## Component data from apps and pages
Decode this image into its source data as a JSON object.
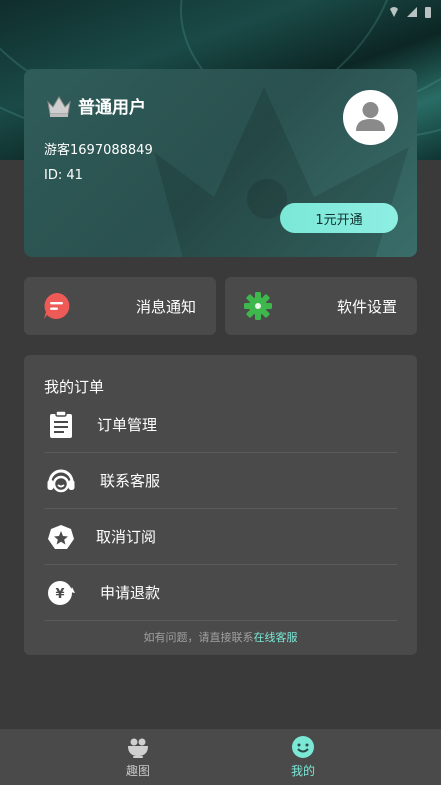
{
  "colors": {
    "background": "#3a3a3a",
    "panel": "#4a4a4a",
    "accent": "#7be8d6",
    "card": "#2f5c59"
  },
  "card": {
    "title": "普通用户",
    "guest": "游客1697088849",
    "uid": "ID: 41",
    "open_button": "1元开通"
  },
  "quick": {
    "messages": "消息通知",
    "settings": "软件设置"
  },
  "orders": {
    "heading": "我的订单",
    "items": [
      {
        "label": "订单管理",
        "icon": "clipboard-icon"
      },
      {
        "label": "联系客服",
        "icon": "headset-icon"
      },
      {
        "label": "取消订阅",
        "icon": "star-badge-icon"
      },
      {
        "label": "申请退款",
        "icon": "yen-refund-icon"
      }
    ],
    "note_prefix": "如有问题，请直接联系",
    "note_link": "在线客服"
  },
  "tabs": [
    {
      "label": "趣图",
      "icon": "bowl-icon",
      "active": false
    },
    {
      "label": "我的",
      "icon": "smiley-icon",
      "active": true
    }
  ]
}
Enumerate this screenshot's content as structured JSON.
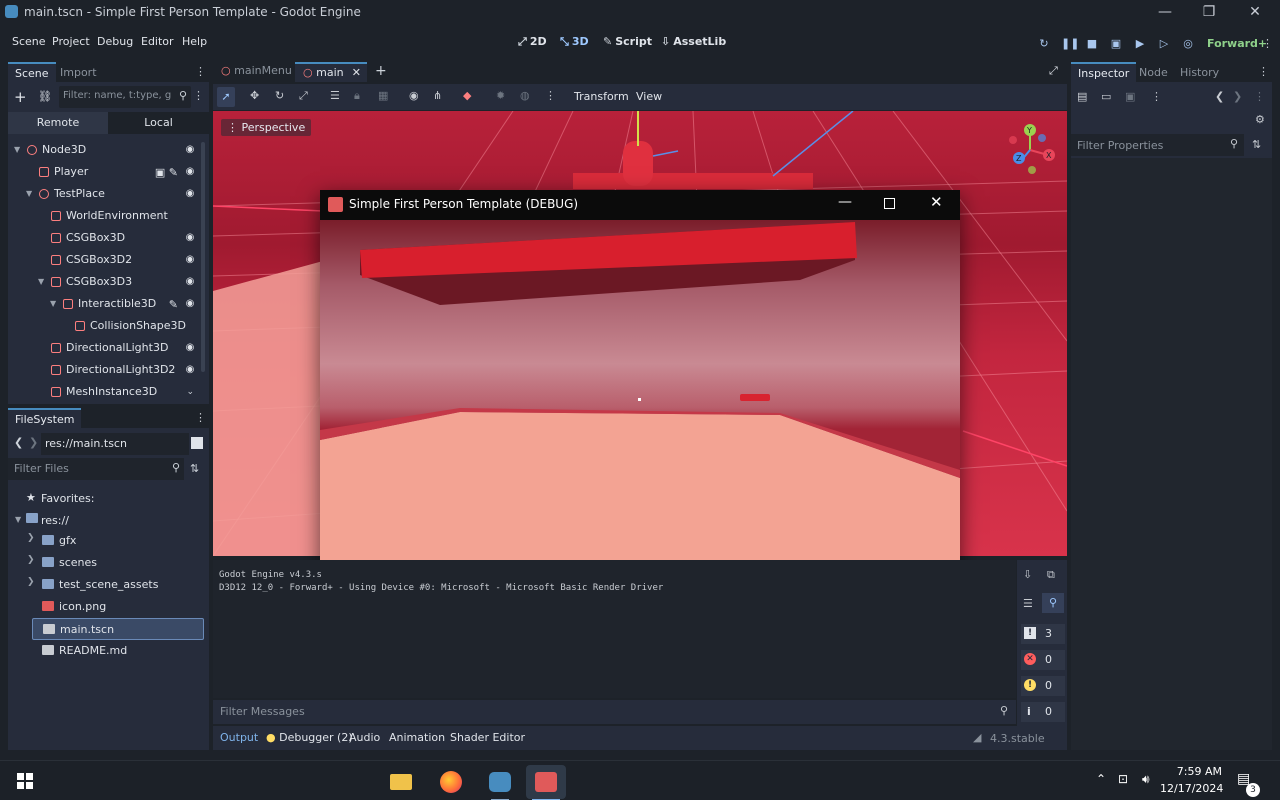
{
  "window": {
    "title": "main.tscn - Simple First Person Template - Godot Engine",
    "minimize": "—",
    "maximize": "❐",
    "close": "✕"
  },
  "menu": [
    "Scene",
    "Project",
    "Debug",
    "Editor",
    "Help"
  ],
  "workspaces": [
    {
      "label": "2D",
      "icon": "2d-icon"
    },
    {
      "label": "3D",
      "icon": "3d-icon",
      "active": true
    },
    {
      "label": "Script",
      "icon": "script-icon"
    },
    {
      "label": "AssetLib",
      "icon": "assetlib-icon"
    }
  ],
  "renderer": "Forward+",
  "scene_dock": {
    "tabs": [
      "Scene",
      "Import"
    ],
    "filter_placeholder": "Filter: name, t:type, g:group",
    "remote_label": "Remote",
    "local_label": "Local",
    "nodes": [
      {
        "label": "Node3D",
        "indent": 0,
        "visible": true,
        "icon": "node3d-icon",
        "color": "#fc7f7f"
      },
      {
        "label": "Player",
        "indent": 1,
        "visible": true,
        "icon": "player-scene-icon",
        "color": "#fc7f7f"
      },
      {
        "label": "TestPlace",
        "indent": 1,
        "visible": true,
        "icon": "node3d-icon",
        "color": "#fc7f7f"
      },
      {
        "label": "WorldEnvironment",
        "indent": 2,
        "visible": false,
        "icon": "world-environment-icon",
        "color": "#fc7f7f"
      },
      {
        "label": "CSGBox3D",
        "indent": 2,
        "visible": true,
        "icon": "csgbox-icon",
        "color": "#fc7f7f"
      },
      {
        "label": "CSGBox3D2",
        "indent": 2,
        "visible": true,
        "icon": "csgbox-icon",
        "color": "#fc7f7f"
      },
      {
        "label": "CSGBox3D3",
        "indent": 2,
        "visible": true,
        "icon": "csgbox-icon",
        "color": "#fc7f7f"
      },
      {
        "label": "Interactible3D",
        "indent": 3,
        "visible": true,
        "icon": "area3d-icon",
        "color": "#fc7f7f"
      },
      {
        "label": "CollisionShape3D",
        "indent": 4,
        "visible": false,
        "icon": "collision-shape-icon",
        "color": "#fc7f7f"
      },
      {
        "label": "DirectionalLight3D",
        "indent": 2,
        "visible": true,
        "icon": "directional-light-icon",
        "color": "#fc7f7f"
      },
      {
        "label": "DirectionalLight3D2",
        "indent": 2,
        "visible": true,
        "icon": "directional-light-icon",
        "color": "#fc7f7f"
      },
      {
        "label": "MeshInstance3D",
        "indent": 2,
        "visible": false,
        "icon": "mesh-instance-icon",
        "color": "#fc7f7f"
      }
    ]
  },
  "filesystem": {
    "tab": "FileSystem",
    "path": "res://main.tscn",
    "filter_placeholder": "Filter Files",
    "favorites": "Favorites:",
    "root": "res://",
    "items": [
      {
        "label": "gfx",
        "type": "folder"
      },
      {
        "label": "scenes",
        "type": "folder"
      },
      {
        "label": "test_scene_assets",
        "type": "folder"
      },
      {
        "label": "icon.png",
        "type": "image"
      },
      {
        "label": "main.tscn",
        "type": "scene",
        "selected": true
      },
      {
        "label": "README.md",
        "type": "file"
      }
    ]
  },
  "doc_tabs": [
    {
      "label": "mainMenu",
      "active": false
    },
    {
      "label": "main",
      "active": true
    }
  ],
  "viewport_toolbar": {
    "transform": "Transform",
    "view": "View",
    "perspective": "Perspective"
  },
  "debug_window": {
    "title": "Simple First Person Template (DEBUG)"
  },
  "output": {
    "lines": [
      "Godot Engine v4.3.s",
      "D3D12 12_0 - Forward+ - Using Device #0: Microsoft - Microsoft Basic Render Driver"
    ],
    "filter_placeholder": "Filter Messages",
    "counts": {
      "messages": "3",
      "errors": "0",
      "warnings": "0",
      "info": "0"
    }
  },
  "bottom_tabs": [
    "Output",
    "Debugger (2)",
    "Audio",
    "Animation",
    "Shader Editor"
  ],
  "version": "4.3.stable",
  "inspector": {
    "tabs": [
      "Inspector",
      "Node",
      "History"
    ],
    "filter_placeholder": "Filter Properties"
  },
  "taskbar": {
    "time": "7:59 AM",
    "date": "12/17/2024",
    "notifications": "3"
  },
  "colors": {
    "accent": "#478cbf",
    "node_red": "#fc7f7f",
    "renderer_green": "#8fd18a",
    "viewport_red": "#b8213a"
  }
}
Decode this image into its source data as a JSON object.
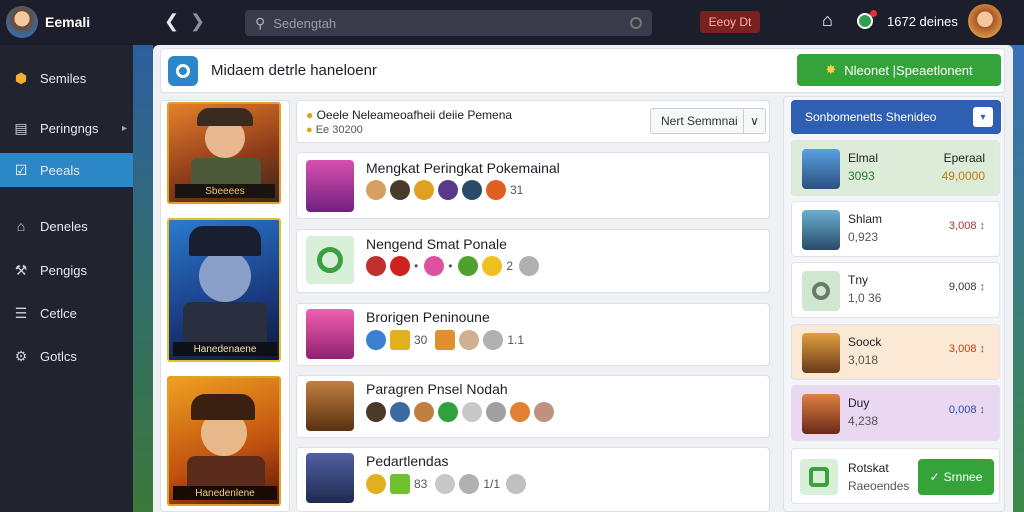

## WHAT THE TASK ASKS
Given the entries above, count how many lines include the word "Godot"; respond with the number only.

## FINAL ANSWER
2